“Plus, the reason most sports turf managers like utility vehicles is that they are smaller and more compact [than trucks], so they offer easy accessibility between fields and the maintenance facility,” Miller adds. The beds on these units feature fold-down tailgates and standard manual-dump capability (electric power-lift dumps are available as an option). Miller says many customers prefer to have Cushman customize their utility vehicles. “They customize their Haulers with sprayers, spreaders and seeders. And a lot of turf managers prefer to have turf-saver tires,” she says noting some popular factory-installed options.

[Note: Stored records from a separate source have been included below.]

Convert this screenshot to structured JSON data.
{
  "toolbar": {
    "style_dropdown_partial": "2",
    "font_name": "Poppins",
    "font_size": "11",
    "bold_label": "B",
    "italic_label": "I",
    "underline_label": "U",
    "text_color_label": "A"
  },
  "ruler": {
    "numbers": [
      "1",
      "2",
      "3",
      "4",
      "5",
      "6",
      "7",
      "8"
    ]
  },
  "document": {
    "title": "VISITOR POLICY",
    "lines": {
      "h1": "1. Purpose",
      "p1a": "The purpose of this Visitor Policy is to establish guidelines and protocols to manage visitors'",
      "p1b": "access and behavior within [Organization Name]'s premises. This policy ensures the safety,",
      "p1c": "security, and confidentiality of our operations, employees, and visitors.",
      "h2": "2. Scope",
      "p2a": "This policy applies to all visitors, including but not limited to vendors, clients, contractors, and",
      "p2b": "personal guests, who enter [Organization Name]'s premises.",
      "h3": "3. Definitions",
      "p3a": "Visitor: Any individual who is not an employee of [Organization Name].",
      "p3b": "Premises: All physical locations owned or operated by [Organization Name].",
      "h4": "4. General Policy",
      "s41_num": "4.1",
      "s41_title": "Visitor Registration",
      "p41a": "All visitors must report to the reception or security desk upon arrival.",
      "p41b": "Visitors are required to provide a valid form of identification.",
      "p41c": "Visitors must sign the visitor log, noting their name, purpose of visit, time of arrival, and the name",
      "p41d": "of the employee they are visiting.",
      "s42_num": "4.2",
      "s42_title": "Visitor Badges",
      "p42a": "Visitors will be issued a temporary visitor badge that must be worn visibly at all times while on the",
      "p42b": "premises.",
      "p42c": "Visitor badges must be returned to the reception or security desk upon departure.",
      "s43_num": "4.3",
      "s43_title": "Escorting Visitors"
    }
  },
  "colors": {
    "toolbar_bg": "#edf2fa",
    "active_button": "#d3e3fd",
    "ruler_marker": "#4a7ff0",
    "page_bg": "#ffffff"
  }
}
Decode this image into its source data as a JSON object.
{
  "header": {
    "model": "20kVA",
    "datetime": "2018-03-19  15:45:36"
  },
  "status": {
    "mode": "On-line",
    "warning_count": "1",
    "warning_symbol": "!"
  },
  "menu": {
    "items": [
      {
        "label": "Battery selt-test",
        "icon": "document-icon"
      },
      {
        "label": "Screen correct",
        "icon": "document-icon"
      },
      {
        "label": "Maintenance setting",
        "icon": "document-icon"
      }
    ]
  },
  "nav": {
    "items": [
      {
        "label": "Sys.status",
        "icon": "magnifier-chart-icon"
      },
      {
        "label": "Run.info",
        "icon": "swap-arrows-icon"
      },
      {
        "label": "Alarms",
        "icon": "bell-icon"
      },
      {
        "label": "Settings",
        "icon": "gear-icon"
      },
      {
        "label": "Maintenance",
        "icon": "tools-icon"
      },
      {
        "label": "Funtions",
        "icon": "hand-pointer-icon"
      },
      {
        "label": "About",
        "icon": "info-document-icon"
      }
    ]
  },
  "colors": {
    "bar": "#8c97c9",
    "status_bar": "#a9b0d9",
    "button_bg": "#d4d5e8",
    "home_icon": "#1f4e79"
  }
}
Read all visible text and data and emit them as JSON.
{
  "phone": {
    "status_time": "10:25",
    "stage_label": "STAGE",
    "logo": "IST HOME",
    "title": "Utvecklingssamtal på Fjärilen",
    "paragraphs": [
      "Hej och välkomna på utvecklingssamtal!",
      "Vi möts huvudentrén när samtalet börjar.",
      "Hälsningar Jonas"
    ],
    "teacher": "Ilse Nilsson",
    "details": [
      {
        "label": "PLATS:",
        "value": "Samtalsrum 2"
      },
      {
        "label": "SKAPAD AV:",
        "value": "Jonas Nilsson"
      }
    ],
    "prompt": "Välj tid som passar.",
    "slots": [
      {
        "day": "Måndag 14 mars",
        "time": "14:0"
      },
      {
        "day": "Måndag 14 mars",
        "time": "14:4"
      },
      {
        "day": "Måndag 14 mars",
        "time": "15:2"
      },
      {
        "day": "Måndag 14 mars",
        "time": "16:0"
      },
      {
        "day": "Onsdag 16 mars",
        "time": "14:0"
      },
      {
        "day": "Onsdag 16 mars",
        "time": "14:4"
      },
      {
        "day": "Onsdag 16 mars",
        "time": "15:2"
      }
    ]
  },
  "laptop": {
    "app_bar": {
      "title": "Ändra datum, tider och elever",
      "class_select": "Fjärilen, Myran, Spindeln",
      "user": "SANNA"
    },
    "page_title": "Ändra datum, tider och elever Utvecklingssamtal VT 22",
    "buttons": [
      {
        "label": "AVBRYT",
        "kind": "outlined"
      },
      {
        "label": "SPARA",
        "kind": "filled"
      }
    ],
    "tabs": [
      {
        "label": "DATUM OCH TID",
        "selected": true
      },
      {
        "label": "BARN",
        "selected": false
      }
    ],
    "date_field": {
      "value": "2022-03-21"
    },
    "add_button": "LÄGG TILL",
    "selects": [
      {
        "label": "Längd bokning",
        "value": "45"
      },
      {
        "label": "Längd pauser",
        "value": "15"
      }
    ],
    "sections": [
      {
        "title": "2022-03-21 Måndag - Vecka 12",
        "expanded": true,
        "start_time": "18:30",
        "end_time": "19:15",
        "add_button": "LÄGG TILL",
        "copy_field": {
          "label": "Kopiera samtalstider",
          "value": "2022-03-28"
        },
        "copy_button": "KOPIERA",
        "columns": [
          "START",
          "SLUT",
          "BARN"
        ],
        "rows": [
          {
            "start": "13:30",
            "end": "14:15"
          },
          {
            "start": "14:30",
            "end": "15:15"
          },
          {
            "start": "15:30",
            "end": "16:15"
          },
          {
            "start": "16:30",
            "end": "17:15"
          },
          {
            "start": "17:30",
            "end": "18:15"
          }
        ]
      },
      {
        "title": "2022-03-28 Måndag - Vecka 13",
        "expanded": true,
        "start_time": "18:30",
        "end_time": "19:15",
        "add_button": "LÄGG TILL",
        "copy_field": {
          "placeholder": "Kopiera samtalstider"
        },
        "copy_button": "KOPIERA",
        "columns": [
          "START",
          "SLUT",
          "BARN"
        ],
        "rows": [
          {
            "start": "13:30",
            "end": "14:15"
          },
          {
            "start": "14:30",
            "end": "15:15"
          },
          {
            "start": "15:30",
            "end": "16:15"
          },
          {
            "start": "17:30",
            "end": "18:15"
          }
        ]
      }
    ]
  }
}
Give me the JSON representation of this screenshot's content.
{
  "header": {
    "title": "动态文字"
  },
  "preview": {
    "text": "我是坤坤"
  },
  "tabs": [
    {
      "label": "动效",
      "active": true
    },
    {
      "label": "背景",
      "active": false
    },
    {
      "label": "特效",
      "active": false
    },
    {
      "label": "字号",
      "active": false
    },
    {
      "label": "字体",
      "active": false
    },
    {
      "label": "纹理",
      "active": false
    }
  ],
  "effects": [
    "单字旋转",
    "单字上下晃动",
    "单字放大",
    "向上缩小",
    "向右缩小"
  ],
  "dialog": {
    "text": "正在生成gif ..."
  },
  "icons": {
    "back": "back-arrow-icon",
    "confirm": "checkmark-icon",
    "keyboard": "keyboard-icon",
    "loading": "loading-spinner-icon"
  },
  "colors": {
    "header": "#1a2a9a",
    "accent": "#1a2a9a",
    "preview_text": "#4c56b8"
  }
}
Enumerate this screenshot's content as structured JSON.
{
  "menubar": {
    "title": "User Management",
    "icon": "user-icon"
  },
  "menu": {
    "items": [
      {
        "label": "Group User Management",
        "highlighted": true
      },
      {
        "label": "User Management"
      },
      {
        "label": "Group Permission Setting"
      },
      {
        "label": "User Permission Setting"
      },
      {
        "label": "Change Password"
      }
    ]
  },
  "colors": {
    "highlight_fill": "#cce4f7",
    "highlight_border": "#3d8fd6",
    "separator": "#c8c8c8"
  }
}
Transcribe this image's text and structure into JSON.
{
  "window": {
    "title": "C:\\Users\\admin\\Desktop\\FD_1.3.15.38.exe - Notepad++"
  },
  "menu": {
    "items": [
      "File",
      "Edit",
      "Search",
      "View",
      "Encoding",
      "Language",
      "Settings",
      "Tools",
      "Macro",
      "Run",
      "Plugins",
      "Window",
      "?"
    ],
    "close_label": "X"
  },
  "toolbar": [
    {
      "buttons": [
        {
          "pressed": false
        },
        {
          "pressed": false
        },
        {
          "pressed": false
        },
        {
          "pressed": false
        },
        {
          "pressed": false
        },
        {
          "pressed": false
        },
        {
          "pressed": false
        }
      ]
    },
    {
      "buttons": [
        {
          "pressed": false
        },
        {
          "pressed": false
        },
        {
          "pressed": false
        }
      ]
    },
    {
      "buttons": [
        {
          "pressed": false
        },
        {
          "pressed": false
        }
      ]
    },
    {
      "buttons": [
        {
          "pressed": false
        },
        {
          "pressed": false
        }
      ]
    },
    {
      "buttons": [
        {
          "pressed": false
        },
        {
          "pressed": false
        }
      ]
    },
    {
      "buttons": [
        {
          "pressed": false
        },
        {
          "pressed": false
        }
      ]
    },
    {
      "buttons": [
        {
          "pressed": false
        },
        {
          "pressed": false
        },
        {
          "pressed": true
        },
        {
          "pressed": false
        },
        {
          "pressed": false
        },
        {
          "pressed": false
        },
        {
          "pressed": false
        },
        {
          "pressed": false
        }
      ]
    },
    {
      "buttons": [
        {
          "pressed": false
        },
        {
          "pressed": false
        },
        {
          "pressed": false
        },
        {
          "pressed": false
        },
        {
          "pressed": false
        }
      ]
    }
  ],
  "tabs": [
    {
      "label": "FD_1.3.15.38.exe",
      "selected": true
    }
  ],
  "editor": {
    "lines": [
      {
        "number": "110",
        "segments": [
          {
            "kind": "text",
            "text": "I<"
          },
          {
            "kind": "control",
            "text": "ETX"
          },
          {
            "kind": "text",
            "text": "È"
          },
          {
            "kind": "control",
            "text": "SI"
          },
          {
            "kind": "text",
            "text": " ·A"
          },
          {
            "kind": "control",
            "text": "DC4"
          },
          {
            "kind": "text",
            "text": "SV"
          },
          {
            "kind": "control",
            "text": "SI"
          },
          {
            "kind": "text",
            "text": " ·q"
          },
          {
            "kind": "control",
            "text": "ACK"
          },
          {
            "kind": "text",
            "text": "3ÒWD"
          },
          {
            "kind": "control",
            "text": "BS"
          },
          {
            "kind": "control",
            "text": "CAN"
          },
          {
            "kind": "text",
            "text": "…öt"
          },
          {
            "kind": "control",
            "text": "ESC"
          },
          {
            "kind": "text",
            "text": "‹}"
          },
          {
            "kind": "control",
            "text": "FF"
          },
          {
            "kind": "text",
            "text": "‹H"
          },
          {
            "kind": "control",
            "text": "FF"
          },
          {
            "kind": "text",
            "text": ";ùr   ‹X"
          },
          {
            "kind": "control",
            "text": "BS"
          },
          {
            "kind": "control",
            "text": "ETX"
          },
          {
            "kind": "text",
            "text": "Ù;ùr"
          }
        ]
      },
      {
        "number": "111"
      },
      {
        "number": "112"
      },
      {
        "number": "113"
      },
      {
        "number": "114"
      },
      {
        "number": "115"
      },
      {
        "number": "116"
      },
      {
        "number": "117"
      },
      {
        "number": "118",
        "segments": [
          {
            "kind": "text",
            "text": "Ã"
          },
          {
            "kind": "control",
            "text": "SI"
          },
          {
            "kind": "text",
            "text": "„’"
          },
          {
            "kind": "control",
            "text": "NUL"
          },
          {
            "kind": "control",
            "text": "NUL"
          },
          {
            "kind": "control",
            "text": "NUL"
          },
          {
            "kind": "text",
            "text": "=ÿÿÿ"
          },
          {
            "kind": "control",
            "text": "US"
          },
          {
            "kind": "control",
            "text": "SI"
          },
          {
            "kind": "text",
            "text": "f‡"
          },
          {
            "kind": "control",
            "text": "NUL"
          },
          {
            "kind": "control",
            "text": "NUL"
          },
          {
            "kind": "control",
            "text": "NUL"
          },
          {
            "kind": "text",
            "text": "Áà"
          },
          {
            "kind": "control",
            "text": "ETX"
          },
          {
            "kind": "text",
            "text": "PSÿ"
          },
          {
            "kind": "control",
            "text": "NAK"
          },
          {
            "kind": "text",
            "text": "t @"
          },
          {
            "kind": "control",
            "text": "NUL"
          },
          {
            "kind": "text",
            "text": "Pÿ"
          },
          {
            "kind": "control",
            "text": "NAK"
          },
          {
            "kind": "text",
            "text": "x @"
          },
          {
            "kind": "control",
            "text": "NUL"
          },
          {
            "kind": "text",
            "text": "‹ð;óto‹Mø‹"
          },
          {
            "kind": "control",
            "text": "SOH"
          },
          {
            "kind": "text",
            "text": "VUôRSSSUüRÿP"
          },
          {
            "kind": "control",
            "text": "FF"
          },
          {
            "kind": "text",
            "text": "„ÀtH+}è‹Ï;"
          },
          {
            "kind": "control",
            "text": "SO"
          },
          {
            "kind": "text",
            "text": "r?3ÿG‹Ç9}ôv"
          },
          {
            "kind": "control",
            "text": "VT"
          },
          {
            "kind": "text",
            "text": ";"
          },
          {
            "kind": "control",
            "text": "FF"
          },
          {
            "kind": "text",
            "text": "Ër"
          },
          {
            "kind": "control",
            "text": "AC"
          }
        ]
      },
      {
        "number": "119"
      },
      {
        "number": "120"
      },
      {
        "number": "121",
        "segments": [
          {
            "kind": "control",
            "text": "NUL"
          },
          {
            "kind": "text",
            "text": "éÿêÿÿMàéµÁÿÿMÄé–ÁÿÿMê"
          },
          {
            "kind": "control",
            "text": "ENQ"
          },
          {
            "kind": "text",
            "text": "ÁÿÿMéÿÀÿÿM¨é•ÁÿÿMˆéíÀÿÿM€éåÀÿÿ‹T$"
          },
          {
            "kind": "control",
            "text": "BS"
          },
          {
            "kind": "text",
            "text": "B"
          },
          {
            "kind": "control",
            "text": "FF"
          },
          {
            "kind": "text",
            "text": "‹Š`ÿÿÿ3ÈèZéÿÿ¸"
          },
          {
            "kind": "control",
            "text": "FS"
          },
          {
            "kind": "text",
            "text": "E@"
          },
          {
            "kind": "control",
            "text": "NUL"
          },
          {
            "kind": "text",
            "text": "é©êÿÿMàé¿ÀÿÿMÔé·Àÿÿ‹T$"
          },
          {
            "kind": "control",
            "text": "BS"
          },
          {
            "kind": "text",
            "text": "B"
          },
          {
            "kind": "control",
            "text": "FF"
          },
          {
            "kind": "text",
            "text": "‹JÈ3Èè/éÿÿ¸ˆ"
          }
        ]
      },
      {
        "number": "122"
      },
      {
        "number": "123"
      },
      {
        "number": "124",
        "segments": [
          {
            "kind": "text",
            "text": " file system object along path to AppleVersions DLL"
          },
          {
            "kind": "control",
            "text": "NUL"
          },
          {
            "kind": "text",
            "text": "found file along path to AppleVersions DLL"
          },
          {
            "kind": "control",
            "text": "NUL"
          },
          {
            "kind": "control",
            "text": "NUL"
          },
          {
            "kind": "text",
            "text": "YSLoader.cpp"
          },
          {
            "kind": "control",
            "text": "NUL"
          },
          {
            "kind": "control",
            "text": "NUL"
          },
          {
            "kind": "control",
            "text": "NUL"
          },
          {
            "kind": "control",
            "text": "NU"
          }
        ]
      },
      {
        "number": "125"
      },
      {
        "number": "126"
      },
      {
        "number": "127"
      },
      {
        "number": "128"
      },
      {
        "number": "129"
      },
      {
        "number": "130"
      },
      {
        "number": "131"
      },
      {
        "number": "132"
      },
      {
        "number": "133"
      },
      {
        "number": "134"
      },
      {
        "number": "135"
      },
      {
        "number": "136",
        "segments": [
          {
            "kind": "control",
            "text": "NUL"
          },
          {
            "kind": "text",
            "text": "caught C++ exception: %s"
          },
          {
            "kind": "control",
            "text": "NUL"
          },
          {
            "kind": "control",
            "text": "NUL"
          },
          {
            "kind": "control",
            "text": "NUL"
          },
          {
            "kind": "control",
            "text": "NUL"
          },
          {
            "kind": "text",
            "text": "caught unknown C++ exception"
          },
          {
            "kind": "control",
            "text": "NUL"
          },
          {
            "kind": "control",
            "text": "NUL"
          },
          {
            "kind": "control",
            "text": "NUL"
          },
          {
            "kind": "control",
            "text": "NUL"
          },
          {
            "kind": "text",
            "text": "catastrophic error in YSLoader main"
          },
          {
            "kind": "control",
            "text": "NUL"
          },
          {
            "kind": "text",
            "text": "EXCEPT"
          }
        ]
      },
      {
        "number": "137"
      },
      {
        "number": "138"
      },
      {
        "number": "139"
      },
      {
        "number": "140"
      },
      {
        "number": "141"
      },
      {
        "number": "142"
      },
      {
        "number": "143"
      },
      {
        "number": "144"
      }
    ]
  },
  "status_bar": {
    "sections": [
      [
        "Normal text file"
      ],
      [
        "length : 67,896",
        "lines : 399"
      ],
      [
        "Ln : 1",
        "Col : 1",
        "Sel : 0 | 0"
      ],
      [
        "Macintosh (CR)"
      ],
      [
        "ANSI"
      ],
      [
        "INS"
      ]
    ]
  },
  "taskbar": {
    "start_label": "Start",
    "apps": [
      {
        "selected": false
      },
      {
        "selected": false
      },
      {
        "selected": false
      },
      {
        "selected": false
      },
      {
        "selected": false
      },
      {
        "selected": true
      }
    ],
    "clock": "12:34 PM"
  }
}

Those who have especially big jobs to do, like hauling large quantities of materials or collecting lots of trash at a large stadium, may opt for the Cushman Haulster, which offers a 2,000-pound payload capacity. The unit comes in gas or diesel configurations and with manual or automatic transmission.
Toro recently introduced its Workman HDX Auto, featuring an automatic transmission that offers both ease of use and increased precision when making applications with attachments.
Photo courtesy of Toro.
Greg Lawrence, product marketing manager at Toro, says the company’s Workman line of utility vehicles is available in several versions. The HD models tend to be popular at highly maintained sports fields, including at the college and professional levels, notes Lawrence: “They have a very high payload, and typically are used to haul either a lot of material or run attachments like topdressers and spreaders.” One example is the new HDX Auto model, which offers an automatic transmission. “It’s really the first machine out there that allows the attachment to get precise application rates. It does this through a proprietary speed control system that allows the operator to set a specific speed and then hold that speed to deliver consistent ground speed as it relates to engine RPM,” he explains. This prevents the fluctuations that can change application rates when spraying or spreading on inclines, for example.
The automatic transmission also makes the HDX Auto easier to operate, especially for those not accustomed to manual transmissions, Lawrence adds. “Now, it’s just get in and go, versus having to teach someone to drive a manual transmission,” he says, noting that ease of use carries safety benefits when various members of a crew might be operating the vehicle. Lawrence adds that the addition of the automatic transmission has come without a reduction in payload or any of the other capabilities of the manual HDX model.
Toro’s Workman MD series is a lighter-duty option, with payloads topping out at 1,600 pounds, depending on model selected. Gas, diesel and electric power plants are available (Lawrence says that gas engines remain the most popular choice in the U.S.). “They’re used to run around, pull smaller attachments like dragging fields, move people – just general grounds work,” explains Lawrence. “They’re just so multipurpose. There are so many things you can do with these utility vehicles. You’re really just limited by your imagination in how you use them.”
Patrick White is a freelance writer and editor who has covered every aspect of the green industry in the past 15 years. He is based in Middlesex, Vermont, and is always on the lookout for interesting and unusual stories. You can contact him at firstname.lastname@example.org.